▼▼▼

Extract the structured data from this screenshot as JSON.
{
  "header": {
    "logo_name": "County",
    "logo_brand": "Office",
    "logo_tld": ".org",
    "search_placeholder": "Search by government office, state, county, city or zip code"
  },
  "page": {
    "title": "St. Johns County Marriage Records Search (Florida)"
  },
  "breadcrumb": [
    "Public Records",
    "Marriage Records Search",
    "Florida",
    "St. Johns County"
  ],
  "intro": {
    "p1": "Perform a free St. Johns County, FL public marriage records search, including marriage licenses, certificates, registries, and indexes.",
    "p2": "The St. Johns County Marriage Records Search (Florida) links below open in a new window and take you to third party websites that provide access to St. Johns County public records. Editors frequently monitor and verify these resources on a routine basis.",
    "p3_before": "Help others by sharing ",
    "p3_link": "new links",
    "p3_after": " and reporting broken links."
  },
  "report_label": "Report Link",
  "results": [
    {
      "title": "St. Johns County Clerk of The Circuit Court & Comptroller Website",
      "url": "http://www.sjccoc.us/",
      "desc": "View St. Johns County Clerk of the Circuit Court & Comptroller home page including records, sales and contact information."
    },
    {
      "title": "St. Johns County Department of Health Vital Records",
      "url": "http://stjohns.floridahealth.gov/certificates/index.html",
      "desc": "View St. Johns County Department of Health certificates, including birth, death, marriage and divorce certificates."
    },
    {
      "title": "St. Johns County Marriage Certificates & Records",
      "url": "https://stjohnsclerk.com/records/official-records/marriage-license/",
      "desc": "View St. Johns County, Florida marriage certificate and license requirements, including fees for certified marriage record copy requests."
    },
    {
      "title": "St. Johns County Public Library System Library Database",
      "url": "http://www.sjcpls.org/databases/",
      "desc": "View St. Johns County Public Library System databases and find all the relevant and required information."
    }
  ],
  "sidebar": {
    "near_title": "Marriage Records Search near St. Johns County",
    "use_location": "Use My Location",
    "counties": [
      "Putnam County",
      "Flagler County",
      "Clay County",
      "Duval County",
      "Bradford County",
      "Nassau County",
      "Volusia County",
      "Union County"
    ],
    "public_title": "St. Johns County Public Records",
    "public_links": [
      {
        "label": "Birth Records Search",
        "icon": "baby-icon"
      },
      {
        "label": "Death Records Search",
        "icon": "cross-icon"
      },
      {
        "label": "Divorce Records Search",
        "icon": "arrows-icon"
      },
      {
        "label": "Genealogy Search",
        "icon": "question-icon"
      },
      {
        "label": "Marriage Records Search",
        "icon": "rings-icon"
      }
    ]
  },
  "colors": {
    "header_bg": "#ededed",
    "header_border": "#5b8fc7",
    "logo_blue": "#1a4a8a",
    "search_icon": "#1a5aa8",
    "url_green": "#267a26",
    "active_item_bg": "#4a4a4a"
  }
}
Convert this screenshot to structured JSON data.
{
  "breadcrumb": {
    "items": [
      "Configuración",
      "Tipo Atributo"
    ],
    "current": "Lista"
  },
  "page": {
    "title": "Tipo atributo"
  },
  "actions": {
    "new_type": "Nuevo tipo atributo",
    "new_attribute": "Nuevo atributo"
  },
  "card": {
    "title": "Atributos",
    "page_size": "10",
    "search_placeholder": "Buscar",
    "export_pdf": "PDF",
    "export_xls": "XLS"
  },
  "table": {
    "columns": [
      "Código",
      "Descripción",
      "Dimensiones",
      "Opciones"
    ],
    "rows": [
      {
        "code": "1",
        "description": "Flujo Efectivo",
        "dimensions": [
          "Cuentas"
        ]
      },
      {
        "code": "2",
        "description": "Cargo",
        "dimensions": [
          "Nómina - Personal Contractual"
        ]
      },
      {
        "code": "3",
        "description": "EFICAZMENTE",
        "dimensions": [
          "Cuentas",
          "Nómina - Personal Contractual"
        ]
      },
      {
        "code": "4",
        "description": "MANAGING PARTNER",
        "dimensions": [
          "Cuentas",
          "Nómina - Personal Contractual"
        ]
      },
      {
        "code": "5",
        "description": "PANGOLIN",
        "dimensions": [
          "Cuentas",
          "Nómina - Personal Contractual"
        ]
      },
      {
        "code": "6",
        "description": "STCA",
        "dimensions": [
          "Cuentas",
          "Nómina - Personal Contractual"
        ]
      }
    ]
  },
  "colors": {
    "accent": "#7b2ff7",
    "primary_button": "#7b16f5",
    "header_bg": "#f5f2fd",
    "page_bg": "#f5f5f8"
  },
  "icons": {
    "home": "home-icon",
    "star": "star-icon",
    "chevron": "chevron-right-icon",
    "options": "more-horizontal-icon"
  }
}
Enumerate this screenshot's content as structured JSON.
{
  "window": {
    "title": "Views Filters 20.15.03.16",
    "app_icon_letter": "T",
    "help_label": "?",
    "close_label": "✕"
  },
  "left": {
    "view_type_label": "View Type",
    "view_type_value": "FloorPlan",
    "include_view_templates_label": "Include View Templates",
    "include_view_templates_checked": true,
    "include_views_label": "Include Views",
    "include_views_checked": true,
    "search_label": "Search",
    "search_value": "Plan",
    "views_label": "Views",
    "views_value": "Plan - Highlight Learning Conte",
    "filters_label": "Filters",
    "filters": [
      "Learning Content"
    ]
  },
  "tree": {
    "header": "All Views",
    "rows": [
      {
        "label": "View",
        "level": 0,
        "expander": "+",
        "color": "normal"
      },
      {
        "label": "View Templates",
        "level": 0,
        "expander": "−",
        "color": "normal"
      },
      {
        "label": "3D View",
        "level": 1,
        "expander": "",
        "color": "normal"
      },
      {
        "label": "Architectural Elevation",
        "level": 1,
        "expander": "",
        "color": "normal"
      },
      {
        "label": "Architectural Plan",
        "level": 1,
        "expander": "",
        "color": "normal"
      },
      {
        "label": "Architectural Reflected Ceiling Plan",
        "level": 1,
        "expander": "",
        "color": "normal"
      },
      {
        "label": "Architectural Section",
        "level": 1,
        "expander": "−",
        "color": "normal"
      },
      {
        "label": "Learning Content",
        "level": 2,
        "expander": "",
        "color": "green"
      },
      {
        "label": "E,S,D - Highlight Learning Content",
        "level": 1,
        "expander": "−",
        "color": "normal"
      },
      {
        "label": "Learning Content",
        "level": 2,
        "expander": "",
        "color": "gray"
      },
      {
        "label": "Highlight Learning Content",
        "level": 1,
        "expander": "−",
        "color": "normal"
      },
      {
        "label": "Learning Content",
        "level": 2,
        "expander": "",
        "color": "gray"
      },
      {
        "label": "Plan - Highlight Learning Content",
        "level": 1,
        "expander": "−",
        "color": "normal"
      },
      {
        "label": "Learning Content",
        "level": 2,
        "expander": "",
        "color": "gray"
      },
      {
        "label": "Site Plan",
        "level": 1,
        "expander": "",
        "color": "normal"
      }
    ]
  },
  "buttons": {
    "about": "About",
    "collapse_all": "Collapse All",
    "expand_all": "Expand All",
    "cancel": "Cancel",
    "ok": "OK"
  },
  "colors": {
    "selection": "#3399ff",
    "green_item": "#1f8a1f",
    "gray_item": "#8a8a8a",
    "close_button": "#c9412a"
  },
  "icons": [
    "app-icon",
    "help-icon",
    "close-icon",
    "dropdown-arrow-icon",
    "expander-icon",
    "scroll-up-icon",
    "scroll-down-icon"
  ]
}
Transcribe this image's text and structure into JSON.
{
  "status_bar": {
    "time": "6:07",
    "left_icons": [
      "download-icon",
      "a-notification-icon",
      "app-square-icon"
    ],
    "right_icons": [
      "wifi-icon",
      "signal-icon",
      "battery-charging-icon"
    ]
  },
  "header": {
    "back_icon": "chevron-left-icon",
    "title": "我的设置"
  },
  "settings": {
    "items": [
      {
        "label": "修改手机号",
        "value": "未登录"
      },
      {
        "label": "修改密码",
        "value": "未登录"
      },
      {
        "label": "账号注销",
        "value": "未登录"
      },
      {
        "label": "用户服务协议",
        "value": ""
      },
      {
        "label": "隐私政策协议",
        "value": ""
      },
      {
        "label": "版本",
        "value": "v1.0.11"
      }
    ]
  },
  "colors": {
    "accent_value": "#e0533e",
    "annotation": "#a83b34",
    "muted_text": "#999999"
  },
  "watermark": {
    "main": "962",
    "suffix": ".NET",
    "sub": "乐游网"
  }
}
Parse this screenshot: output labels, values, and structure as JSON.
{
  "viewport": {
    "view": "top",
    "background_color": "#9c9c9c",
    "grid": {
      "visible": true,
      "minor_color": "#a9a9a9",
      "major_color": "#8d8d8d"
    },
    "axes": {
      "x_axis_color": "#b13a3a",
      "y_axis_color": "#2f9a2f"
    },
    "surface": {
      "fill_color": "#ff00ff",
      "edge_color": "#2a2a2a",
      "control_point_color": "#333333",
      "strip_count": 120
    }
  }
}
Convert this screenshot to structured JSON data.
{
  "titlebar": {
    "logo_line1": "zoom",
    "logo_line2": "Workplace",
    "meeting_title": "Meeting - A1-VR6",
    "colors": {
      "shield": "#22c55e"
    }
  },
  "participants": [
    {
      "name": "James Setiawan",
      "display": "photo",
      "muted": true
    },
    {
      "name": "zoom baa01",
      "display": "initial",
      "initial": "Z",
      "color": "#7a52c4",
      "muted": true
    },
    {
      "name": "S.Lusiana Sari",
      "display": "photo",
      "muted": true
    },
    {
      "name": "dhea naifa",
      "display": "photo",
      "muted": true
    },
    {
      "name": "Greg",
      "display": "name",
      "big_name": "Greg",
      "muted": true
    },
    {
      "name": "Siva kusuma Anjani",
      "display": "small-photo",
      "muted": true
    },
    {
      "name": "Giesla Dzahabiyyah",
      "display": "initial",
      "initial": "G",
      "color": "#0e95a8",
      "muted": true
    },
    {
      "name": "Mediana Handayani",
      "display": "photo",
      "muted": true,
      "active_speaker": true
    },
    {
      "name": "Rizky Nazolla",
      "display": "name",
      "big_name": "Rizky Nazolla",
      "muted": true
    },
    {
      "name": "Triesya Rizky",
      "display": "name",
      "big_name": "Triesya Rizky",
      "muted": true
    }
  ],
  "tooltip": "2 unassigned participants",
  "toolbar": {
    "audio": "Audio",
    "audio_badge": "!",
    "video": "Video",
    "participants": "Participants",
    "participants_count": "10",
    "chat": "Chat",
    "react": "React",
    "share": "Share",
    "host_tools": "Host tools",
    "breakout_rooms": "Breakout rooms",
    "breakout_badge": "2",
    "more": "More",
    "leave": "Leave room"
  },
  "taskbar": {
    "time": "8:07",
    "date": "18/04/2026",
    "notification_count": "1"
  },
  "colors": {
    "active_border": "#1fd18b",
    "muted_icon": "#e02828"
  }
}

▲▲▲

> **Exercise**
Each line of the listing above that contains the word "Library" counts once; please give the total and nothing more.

> **Result for this task**
2